-- EXERCISE PROMPT --
Give the data below again exactly as written, but without the pictures.

-- DATA FOR THIS TASK --

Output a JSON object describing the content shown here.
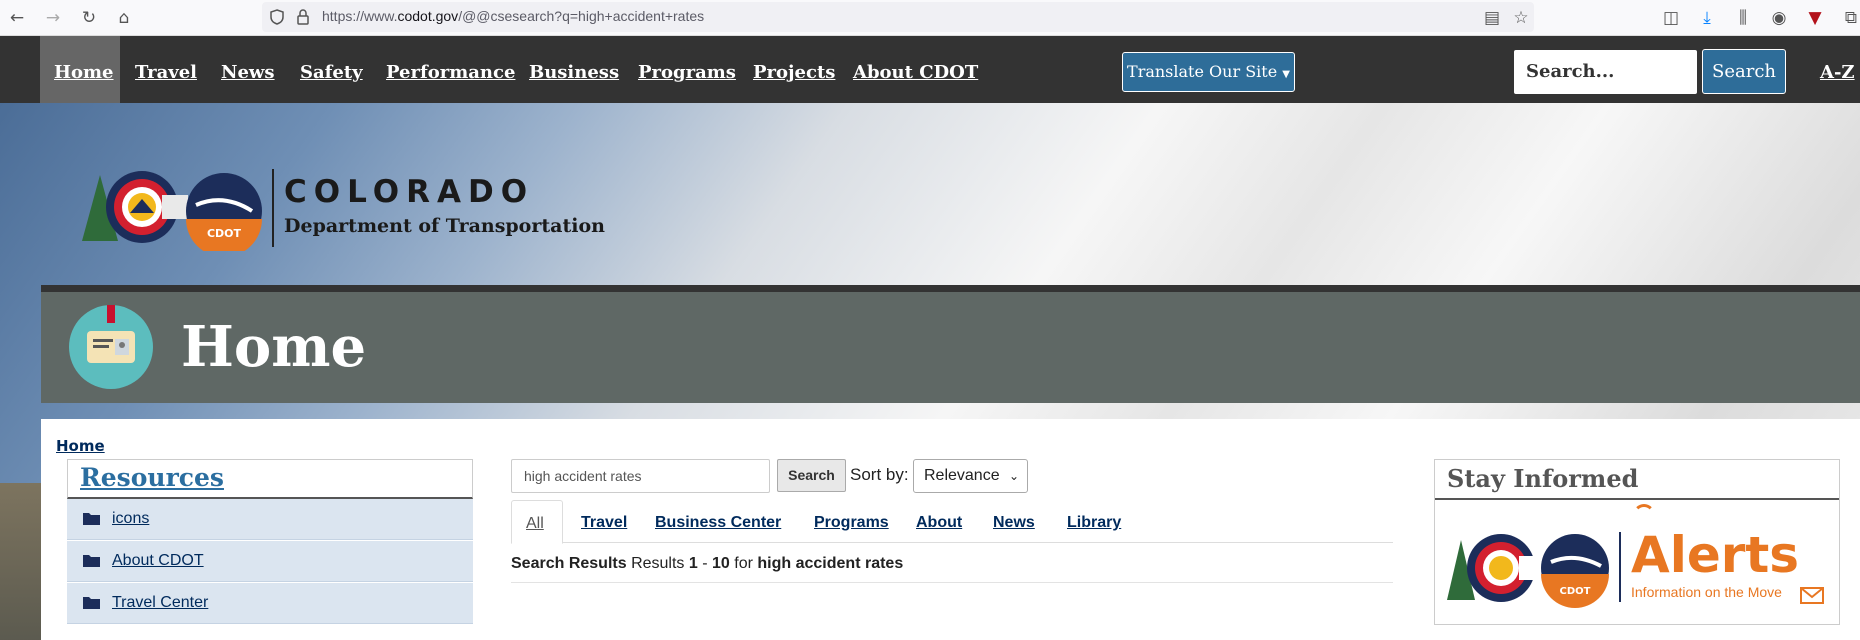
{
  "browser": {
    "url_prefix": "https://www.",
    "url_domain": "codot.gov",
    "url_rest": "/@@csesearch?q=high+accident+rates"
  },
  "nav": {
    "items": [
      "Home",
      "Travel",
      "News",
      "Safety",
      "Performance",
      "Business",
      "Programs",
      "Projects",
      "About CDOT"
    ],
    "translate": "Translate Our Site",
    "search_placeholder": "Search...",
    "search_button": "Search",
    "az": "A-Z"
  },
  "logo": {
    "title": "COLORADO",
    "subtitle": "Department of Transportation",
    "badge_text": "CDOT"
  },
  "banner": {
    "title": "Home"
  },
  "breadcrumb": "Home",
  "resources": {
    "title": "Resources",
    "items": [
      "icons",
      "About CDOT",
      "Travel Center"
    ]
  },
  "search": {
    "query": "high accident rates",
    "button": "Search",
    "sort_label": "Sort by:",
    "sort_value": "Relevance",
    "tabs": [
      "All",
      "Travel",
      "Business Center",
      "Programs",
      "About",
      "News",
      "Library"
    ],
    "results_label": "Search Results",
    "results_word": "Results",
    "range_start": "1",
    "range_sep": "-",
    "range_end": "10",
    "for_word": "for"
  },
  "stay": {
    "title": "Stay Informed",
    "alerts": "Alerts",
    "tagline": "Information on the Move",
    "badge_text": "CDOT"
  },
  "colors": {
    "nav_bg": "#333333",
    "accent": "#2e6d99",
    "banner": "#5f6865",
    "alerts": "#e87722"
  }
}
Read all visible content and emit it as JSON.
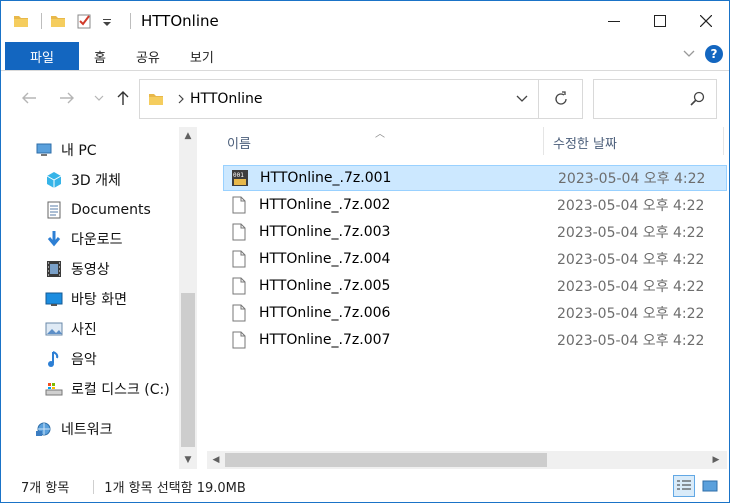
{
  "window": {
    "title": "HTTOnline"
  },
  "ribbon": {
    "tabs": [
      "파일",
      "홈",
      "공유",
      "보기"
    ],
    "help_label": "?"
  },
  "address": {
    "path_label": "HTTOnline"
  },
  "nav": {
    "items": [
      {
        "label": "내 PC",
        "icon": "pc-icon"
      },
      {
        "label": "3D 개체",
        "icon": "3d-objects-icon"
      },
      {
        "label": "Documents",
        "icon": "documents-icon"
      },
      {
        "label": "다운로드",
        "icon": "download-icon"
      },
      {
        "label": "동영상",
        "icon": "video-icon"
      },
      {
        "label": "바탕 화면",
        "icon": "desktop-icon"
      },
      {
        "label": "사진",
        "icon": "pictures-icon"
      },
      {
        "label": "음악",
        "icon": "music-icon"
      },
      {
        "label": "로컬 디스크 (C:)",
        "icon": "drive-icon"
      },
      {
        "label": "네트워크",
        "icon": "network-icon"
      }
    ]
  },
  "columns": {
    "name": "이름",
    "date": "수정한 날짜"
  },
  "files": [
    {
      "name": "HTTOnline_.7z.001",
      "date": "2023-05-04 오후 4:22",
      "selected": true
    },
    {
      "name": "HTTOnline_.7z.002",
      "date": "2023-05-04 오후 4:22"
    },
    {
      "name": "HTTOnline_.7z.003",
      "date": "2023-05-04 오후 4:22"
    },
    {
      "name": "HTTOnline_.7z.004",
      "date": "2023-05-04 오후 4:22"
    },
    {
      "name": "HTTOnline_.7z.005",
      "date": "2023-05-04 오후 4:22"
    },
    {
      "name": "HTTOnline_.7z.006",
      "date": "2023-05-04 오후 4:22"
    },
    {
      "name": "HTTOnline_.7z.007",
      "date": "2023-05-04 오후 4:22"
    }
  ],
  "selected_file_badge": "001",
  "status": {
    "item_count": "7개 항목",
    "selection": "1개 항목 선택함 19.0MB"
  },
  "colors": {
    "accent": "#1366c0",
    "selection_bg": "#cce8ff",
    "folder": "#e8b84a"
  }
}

-- SOLUTION BELOW --
Output a JSON object describing the content shown here.
{
  "browser": {
    "url_prefix": "https://www.",
    "url_domain": "codot.gov",
    "url_rest": "/@@csesearch?q=high+accident+rates"
  },
  "nav": {
    "items": [
      "Home",
      "Travel",
      "News",
      "Safety",
      "Performance",
      "Business",
      "Programs",
      "Projects",
      "About CDOT"
    ],
    "translate": "Translate Our Site",
    "search_placeholder": "Search...",
    "search_button": "Search",
    "az": "A-Z"
  },
  "logo": {
    "title": "COLORADO",
    "subtitle": "Department of Transportation",
    "badge_text": "CDOT"
  },
  "banner": {
    "title": "Home"
  },
  "breadcrumb": "Home",
  "resources": {
    "title": "Resources",
    "items": [
      "icons",
      "About CDOT",
      "Travel Center"
    ]
  },
  "search": {
    "query": "high accident rates",
    "button": "Search",
    "sort_label": "Sort by:",
    "sort_value": "Relevance",
    "tabs": [
      "All",
      "Travel",
      "Business Center",
      "Programs",
      "About",
      "News",
      "Library"
    ],
    "results_label": "Search Results",
    "results_word": "Results",
    "range_start": "1",
    "range_sep": "-",
    "range_end": "10",
    "for_word": "for"
  },
  "stay": {
    "title": "Stay Informed",
    "alerts": "Alerts",
    "tagline": "Information on the Move",
    "badge_text": "CDOT"
  },
  "colors": {
    "nav_bg": "#333333",
    "accent": "#2e6d99",
    "banner": "#5f6865",
    "alerts": "#e87722"
  }
}
Read all visible content and emit it as JSON.
{
  "window": {
    "title": "HTTOnline"
  },
  "ribbon": {
    "tabs": [
      "파일",
      "홈",
      "공유",
      "보기"
    ],
    "help_label": "?"
  },
  "address": {
    "path_label": "HTTOnline"
  },
  "nav": {
    "items": [
      {
        "label": "내 PC",
        "icon": "pc-icon"
      },
      {
        "label": "3D 개체",
        "icon": "3d-objects-icon"
      },
      {
        "label": "Documents",
        "icon": "documents-icon"
      },
      {
        "label": "다운로드",
        "icon": "download-icon"
      },
      {
        "label": "동영상",
        "icon": "video-icon"
      },
      {
        "label": "바탕 화면",
        "icon": "desktop-icon"
      },
      {
        "label": "사진",
        "icon": "pictures-icon"
      },
      {
        "label": "음악",
        "icon": "music-icon"
      },
      {
        "label": "로컬 디스크 (C:)",
        "icon": "drive-icon"
      },
      {
        "label": "네트워크",
        "icon": "network-icon"
      }
    ]
  },
  "columns": {
    "name": "이름",
    "date": "수정한 날짜"
  },
  "files": [
    {
      "name": "HTTOnline_.7z.001",
      "date": "2023-05-04 오후 4:22",
      "selected": true
    },
    {
      "name": "HTTOnline_.7z.002",
      "date": "2023-05-04 오후 4:22"
    },
    {
      "name": "HTTOnline_.7z.003",
      "date": "2023-05-04 오후 4:22"
    },
    {
      "name": "HTTOnline_.7z.004",
      "date": "2023-05-04 오후 4:22"
    },
    {
      "name": "HTTOnline_.7z.005",
      "date": "2023-05-04 오후 4:22"
    },
    {
      "name": "HTTOnline_.7z.006",
      "date": "2023-05-04 오후 4:22"
    },
    {
      "name": "HTTOnline_.7z.007",
      "date": "2023-05-04 오후 4:22"
    }
  ],
  "selected_file_badge": "001",
  "status": {
    "item_count": "7개 항목",
    "selection": "1개 항목 선택함 19.0MB"
  },
  "colors": {
    "accent": "#1366c0",
    "selection_bg": "#cce8ff",
    "folder": "#e8b84a"
  }
}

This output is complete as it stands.